My role in academia consists largely of coordinating activities in technology to support the teaching, learning, and research needs of our campus. Most technology leaders fulfill a similar role. In academia, the mission of information technology is to support the campus.
However, technology folks sometimes do need to initiate our own change. Often this is due to upgrades or new systems, but also this is because we see an opportunity and want to help the campus move forward. In these cases, technology needs to tread carefully. If the technology unit of a campus were to directly suggest a change to how faculty engage in teaching and learning, the faculty would see IT as intruding on the academy.
In these circumstances, the question we face is "How can we successfully lead through change with faculty?" The answer is "Carefully."
You may be familiar with the three lens approach to leading an organization:
In leadership, these three lenses play an important role in guiding decisions. They each are important, but must be considered together. For example, strategic action requires having the right people on the right tasks at the right time. For those strategic plans to have broad effect, leaders need to cultivate support from across the organization, within and without, to ensure success. But the culture of the organization can shape the meaning of the action, and how well a particular decision "meshes" with its recipients often tips the balance to success or failure.
I try to use the three lens approach as my benchmark in bringing any change to my campus. This method has helped to shape how I communicate about a change, serving as a reminder to consider how the change addresses the strategies, politics, and culture of my audience.
While the three lenses remain a strong foundation for leadership, I find they bring a somewhat limited view towards leading through change. Over the years, I have modified the three lens approach into a new model, which succinctly prepares me as I consider any new change. This new model is a series of three simple questions designed to uncover the need for the change, its support, and its possible reception.
In my experience, successful change hinges on these three key questions:
- Is it the right thing to do?
- Are the right people behind the idea?
- Are people ready to accept the change?
The first two items in my list have direct parallels to the "Strategic" and "Political" lenses of management. However, the third item differs from "Cultural" in a subtle but important way. Matching the culture is an important part of getting people ready to accept a change. But in order for that change to "stick," your users must be ready to accept the change.

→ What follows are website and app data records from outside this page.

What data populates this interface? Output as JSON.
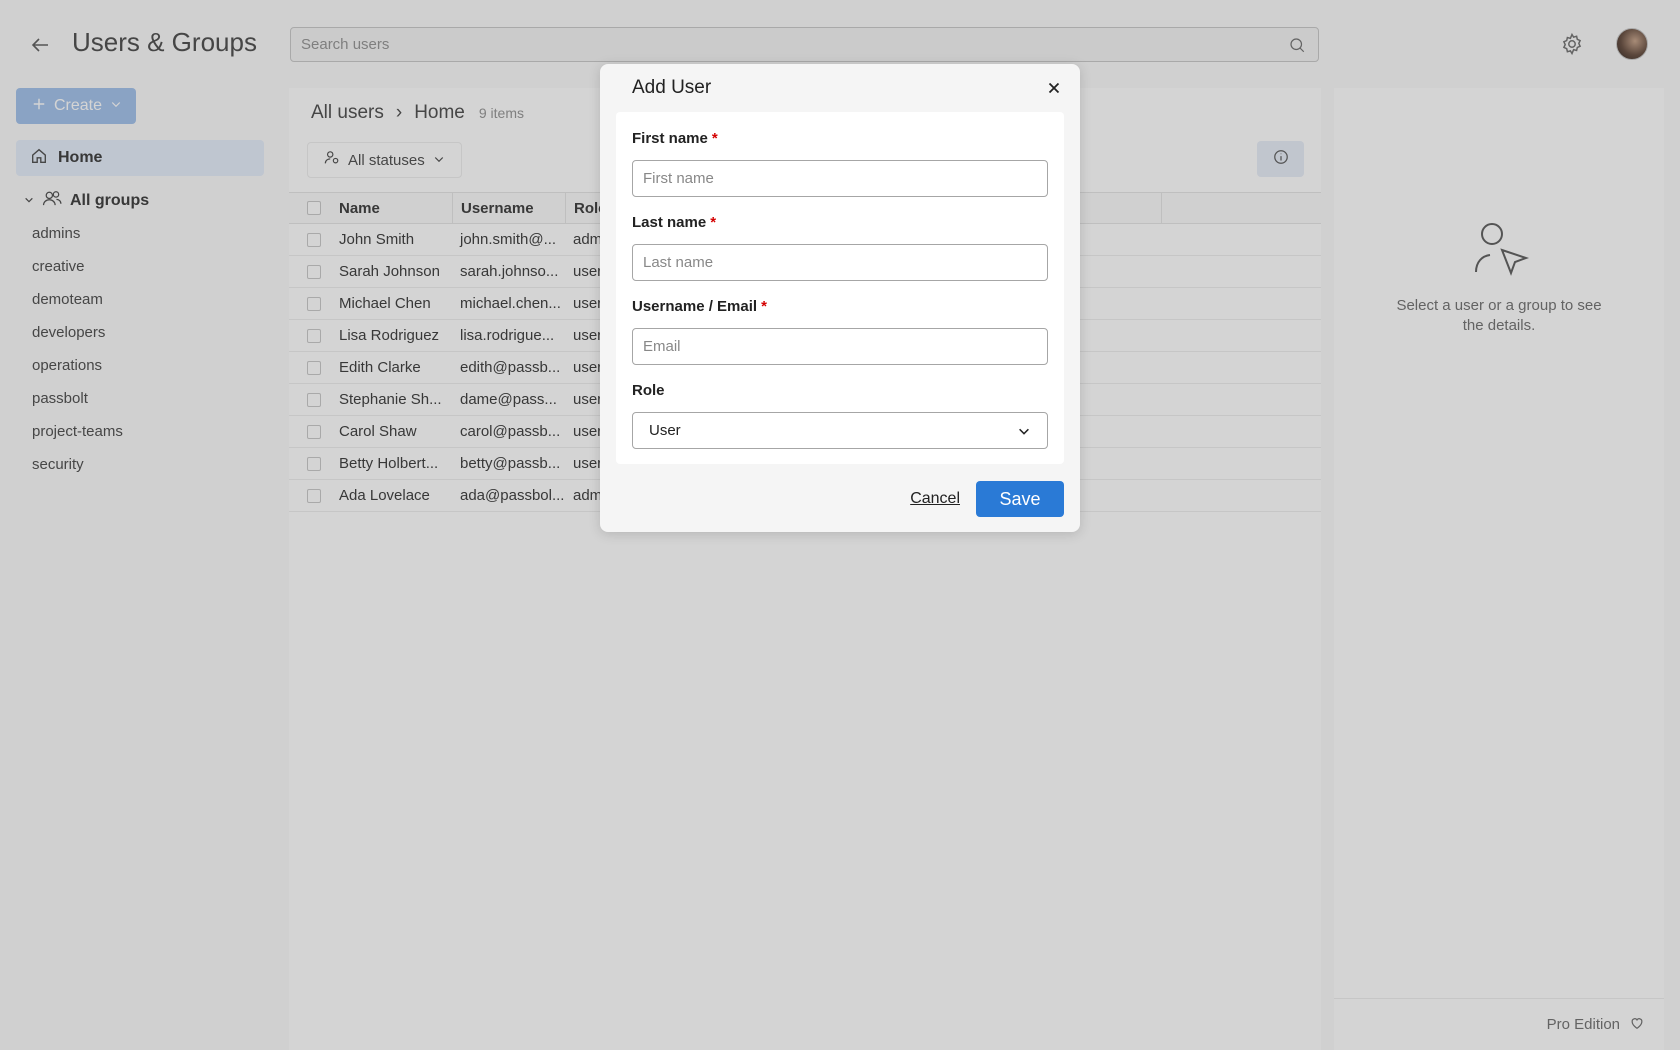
{
  "header": {
    "title": "Users & Groups",
    "search_placeholder": "Search users"
  },
  "sidebar": {
    "create_label": "Create",
    "home_label": "Home",
    "all_groups_label": "All groups",
    "groups": [
      "admins",
      "creative",
      "demoteam",
      "developers",
      "operations",
      "passbolt",
      "project-teams",
      "security"
    ]
  },
  "main": {
    "breadcrumb_root": "All users",
    "breadcrumb_separator": "›",
    "breadcrumb_current": "Home",
    "item_count": "9 items",
    "filter_label": "All statuses",
    "columns": {
      "name": "Name",
      "username": "Username",
      "role": "Role"
    },
    "rows": [
      {
        "name": "John Smith",
        "username": "john.smith@...",
        "role": "adm"
      },
      {
        "name": "Sarah Johnson",
        "username": "sarah.johnso...",
        "role": "user"
      },
      {
        "name": "Michael Chen",
        "username": "michael.chen...",
        "role": "user"
      },
      {
        "name": "Lisa Rodriguez",
        "username": "lisa.rodrigue...",
        "role": "user"
      },
      {
        "name": "Edith Clarke",
        "username": "edith@passb...",
        "role": "user"
      },
      {
        "name": "Stephanie Sh...",
        "username": "dame@pass...",
        "role": "user"
      },
      {
        "name": "Carol Shaw",
        "username": "carol@passb...",
        "role": "user"
      },
      {
        "name": "Betty Holbert...",
        "username": "betty@passb...",
        "role": "user"
      },
      {
        "name": "Ada Lovelace",
        "username": "ada@passbol...",
        "role": "adm"
      }
    ]
  },
  "details": {
    "empty_message": "Select a user or a group to see the details.",
    "edition_label": "Pro Edition"
  },
  "dialog": {
    "title": "Add User",
    "required_mark": "*",
    "first_name_label": "First name",
    "first_name_placeholder": "First name",
    "last_name_label": "Last name",
    "last_name_placeholder": "Last name",
    "username_label": "Username / Email",
    "username_placeholder": "Email",
    "role_label": "Role",
    "role_value": "User",
    "cancel_label": "Cancel",
    "save_label": "Save"
  }
}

There are many signs that can indicate users are ready to accept a change. Dissatisfaction in the status quo, or simply a desire for something new. It depends on what the change is about, so leaders need to look carefully at what they are changing, why they are changing it, and why their users will care. Watch for opportunities, influence where necessary, and be prepared to act when conditions are right.